Brandon R. Clements, DMD
Teeth are only as good as the bone that support them. It makes no sense to invest resources into the treatment of problems with your dentition if you neglect the very foundation upon which those teeth rest. You wouldn't build an expensive house on a poor foundation, would you? Recognition of periodontal disease, more commonly known as gum disease, and being proactive about treatment and prevention of this condition is a challenging and yet indispensable aspect of comprehensive dentistry.
Foundations of Healthy Teeth
Achieving and maintaining good periodontal health begins with understanding the process of periodontal disease.
Our immune systems are designed to recognize and mount a response to foreign bodies that can be harmful to tissue. Plaque and bacteria that are present in everyone’s mouth tend to aggregate, colonize and proliferate over time. Our bodies recognize this process and, in time, mount a response to try and combat it. This response is known as inflammation, when blood vessels enlarge, tissues swell and our immune systems begin to pump defensive measures into the affected areas.
While this is seemingly a good thing, ultimately the by products of the inflammatory pathway may lead to the distraction of soft tissues. When left untreated for extended periods of time, this process eventually damages hard tissue (bone) and with the loss of bone, teeth become unstable and mobile and eventually may be lost.
We define periodontal disease as the loss of bone tissue. Gingivitis is is defined as the initial inflammation of the soft tissue that precedes bone loss.
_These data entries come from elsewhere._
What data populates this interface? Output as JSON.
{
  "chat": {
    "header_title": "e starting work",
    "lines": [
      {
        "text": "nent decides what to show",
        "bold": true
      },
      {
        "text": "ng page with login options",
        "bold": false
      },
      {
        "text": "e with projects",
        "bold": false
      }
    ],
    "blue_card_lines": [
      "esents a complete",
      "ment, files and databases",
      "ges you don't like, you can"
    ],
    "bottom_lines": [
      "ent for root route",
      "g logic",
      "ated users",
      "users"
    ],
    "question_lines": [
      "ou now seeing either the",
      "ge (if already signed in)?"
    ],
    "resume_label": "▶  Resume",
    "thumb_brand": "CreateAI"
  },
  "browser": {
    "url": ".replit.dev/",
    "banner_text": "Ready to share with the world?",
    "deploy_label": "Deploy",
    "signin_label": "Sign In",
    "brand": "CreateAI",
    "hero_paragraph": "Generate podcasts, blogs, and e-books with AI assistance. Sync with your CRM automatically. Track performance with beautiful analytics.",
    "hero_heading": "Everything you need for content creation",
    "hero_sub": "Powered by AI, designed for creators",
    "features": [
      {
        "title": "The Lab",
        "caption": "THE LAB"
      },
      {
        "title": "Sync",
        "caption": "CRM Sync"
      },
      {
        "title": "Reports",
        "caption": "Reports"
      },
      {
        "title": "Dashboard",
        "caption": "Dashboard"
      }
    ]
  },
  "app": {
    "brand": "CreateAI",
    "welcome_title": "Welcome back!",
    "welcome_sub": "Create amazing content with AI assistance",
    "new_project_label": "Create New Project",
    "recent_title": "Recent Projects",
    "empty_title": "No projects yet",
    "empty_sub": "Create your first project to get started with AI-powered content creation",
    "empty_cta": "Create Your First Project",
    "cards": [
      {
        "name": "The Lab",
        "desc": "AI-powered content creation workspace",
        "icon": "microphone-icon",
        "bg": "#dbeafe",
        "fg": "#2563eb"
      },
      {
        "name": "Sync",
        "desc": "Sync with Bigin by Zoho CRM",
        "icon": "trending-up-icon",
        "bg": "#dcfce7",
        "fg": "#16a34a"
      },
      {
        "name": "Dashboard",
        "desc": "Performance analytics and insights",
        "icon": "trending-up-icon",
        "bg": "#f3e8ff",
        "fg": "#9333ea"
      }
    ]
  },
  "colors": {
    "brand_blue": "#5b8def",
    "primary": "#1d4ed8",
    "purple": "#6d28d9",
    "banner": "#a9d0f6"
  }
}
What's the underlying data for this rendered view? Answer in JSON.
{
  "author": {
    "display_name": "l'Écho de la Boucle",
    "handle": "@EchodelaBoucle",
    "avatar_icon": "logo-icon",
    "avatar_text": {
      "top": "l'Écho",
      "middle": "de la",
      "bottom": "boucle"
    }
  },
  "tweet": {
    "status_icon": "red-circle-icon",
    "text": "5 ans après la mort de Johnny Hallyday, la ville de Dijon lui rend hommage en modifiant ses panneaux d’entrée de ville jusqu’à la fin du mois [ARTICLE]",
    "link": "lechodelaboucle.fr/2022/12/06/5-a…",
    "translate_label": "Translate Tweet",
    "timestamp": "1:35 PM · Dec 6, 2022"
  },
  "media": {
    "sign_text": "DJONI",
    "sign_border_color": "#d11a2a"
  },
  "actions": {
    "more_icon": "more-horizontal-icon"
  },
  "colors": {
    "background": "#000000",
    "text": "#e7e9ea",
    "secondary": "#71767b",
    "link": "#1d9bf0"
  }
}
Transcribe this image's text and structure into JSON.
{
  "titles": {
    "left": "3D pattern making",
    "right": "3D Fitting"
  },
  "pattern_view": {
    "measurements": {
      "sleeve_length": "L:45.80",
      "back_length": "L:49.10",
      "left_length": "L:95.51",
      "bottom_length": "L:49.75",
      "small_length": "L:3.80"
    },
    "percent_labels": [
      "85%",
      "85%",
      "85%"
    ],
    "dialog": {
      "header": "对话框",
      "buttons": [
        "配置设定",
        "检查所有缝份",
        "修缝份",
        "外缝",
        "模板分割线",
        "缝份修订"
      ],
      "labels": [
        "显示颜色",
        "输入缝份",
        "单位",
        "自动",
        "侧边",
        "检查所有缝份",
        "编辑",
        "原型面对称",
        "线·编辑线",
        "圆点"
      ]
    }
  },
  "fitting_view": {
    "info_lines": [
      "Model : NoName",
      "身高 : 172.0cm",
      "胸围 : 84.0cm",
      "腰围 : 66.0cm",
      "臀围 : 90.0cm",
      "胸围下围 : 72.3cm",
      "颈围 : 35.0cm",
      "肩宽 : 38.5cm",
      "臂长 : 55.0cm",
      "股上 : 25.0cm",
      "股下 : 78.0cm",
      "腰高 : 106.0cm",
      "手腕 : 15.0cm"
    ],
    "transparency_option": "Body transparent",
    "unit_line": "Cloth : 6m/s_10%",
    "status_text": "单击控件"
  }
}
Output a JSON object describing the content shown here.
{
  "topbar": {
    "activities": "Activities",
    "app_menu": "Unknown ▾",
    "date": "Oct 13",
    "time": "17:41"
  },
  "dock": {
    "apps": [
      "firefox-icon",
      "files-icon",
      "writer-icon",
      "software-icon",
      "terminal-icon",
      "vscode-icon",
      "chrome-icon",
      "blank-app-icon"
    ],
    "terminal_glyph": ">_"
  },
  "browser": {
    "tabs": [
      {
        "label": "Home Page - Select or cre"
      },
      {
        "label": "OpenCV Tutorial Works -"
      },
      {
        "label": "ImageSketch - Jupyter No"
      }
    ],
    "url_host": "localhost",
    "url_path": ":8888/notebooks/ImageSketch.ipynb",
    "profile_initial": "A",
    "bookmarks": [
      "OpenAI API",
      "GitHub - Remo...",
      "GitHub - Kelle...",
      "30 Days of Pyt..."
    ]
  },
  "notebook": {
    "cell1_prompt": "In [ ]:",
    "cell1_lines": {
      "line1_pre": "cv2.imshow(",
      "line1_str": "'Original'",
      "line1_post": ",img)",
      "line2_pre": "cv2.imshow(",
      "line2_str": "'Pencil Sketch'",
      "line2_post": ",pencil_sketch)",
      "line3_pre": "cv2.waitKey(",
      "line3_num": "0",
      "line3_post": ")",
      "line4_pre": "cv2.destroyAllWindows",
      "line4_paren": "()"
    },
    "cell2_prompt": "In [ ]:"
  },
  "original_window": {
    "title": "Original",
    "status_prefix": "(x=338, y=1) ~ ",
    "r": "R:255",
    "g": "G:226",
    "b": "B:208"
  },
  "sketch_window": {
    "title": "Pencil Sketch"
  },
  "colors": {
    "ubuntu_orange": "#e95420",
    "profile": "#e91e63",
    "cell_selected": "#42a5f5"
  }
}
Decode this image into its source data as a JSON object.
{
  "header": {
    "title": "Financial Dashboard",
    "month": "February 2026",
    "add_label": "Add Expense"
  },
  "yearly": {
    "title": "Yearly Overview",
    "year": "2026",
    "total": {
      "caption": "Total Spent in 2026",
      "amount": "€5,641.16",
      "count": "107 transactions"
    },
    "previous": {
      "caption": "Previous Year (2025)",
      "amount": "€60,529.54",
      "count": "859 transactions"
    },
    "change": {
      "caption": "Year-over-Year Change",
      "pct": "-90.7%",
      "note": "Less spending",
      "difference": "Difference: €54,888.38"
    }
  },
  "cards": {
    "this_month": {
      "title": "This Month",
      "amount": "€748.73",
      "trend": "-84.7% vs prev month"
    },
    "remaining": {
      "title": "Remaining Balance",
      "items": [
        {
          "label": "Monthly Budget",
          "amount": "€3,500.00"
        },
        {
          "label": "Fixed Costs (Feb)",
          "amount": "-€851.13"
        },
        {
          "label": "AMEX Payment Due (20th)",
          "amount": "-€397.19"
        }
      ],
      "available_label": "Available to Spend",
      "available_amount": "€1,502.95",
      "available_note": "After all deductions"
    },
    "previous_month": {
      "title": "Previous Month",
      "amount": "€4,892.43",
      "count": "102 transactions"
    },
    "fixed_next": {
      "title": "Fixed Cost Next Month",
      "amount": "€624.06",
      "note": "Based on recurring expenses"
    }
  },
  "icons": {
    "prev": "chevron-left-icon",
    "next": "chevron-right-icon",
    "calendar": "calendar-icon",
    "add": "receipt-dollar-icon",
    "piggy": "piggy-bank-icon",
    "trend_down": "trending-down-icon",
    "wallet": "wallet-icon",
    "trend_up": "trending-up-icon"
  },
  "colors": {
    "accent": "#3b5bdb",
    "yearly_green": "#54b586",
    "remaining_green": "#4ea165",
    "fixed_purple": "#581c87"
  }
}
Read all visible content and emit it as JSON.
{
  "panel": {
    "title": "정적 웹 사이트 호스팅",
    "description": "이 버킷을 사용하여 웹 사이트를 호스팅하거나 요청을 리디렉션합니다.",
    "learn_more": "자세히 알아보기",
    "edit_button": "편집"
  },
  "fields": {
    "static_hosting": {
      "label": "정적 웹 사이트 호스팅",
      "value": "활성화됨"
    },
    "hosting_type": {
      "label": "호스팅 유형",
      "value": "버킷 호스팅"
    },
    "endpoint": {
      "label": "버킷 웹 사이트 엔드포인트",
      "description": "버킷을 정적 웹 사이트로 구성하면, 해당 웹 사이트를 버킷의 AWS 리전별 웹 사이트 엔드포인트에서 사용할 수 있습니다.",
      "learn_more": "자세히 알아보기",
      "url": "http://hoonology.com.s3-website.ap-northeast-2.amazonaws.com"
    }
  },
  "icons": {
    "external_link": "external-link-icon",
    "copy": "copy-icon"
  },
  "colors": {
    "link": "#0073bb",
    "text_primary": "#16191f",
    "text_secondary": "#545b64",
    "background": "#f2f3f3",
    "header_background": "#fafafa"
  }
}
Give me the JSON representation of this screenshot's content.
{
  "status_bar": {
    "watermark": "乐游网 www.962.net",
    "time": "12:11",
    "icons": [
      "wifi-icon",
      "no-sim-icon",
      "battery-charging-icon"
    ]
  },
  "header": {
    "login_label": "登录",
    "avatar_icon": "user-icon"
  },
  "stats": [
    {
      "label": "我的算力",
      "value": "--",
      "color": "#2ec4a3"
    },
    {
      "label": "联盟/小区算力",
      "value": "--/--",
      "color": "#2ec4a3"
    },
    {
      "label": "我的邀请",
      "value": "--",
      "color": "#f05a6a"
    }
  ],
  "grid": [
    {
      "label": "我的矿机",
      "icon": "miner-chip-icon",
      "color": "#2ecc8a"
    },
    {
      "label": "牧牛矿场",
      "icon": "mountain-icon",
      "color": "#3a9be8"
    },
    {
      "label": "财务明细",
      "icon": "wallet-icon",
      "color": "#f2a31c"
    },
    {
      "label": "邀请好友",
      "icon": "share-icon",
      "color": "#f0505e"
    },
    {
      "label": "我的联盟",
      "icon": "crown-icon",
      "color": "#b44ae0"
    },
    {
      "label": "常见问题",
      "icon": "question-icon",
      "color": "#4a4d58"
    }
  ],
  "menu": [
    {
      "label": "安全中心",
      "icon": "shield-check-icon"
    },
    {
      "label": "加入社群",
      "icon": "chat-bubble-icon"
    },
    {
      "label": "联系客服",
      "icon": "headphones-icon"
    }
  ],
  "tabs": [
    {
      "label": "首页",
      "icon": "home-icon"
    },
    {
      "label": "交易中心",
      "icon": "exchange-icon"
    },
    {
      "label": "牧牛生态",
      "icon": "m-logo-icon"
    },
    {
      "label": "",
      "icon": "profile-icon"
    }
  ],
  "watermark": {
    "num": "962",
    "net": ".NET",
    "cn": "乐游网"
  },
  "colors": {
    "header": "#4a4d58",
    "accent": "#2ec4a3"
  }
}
The most effective way to mitigate damage to soft and hard tissue is to start at the beginning and remove or disrupt plaque and bacteria in order to prevent colonization and proliferation over extended periods of time.
The first line of defense in maintaining a healthy periodontium is proper home care. Brushing at least twice a day, flossing, useful adjuncts such as water flossers/piks, mouth rinses and inter-proximal brushes may all help the patient avoid periodontal disease.
Even with proper home care, bacteria will eventually gain a foothold and colonize the mouth. Calcified deposits known as calculus, consisting of minerals, dead and living bacteria and proteins, adheres to the surfaces of teeth and forms a scaffold upon which bacteria grow and flourish. This hardened material is impossible to remove with conventional brushing and flossing. It requires mechanical debridement with instruments designed to access all aspects of the dentition.
Routine visits to the hygienist knock back the growth process of these deposits and returns the cycle of colonization to normal levels. Recommendations put forth by the American Dental Association are based on the laws of averages. The average patient will begin to see these deposits form and inflammation of the soft tissues at around the six month mark after the last cleaning. Not every patient falls into this category, so it is important to discuss exactly what your needs are and find out just how frequently you may beed a professional cleaning in order to prevent tissue damage and bone loss. Some patients may need to be seen three or four times each year, whereas others may be able to go for longer periods of time between cleanings.
As we age, these demands may change. Our home care becomes more challenging, perhaps teeth begin to show more crowding, making them more difficult to adequately clean. Many medicines taken later in life may change the makeup of the chemistry within the mouth and thus predispose the patient to rapid bacterial colonization. Your hygienist and dentist should be able to help you understand your changing needs and appropriately treat your unique condition to help you maintain healthy teeth and gums for a life time.
We often see patients who may have neglected their cleanings for extended periods of time. Getting a heavily damaged mouth back to a healthy mouth may require more than just a routine cleaning. Such patients may find themselves needing what is known as root planing. Root planing is designed to clean deep beneath the gum tissue into what are known as pockets that surround the teeth. When these pockets become deeper than just a few millimeters and heavily laden with bacteria, plaque and calculus, we may need to anesthetize the tissues is so inflamed and sore that conventional techniques are too uncomfortable without medicine. Root planing is typically followed up closely on a recall visit a few weeks later and often is coupled with an antibiotic regimen and/or microbial rinse.
Our office provides several services in addition to cleanings and root planing, including topical desensitizing agents to add comfort to your cleaning, lasers to help reduce excess tissues in an atraumatic way, fluoride varnishes to prevent tooth decay, periodontal charting to document changes over time and local therapeutic agents such as gels fortified with antibiotics that can be placed in sites with active disease.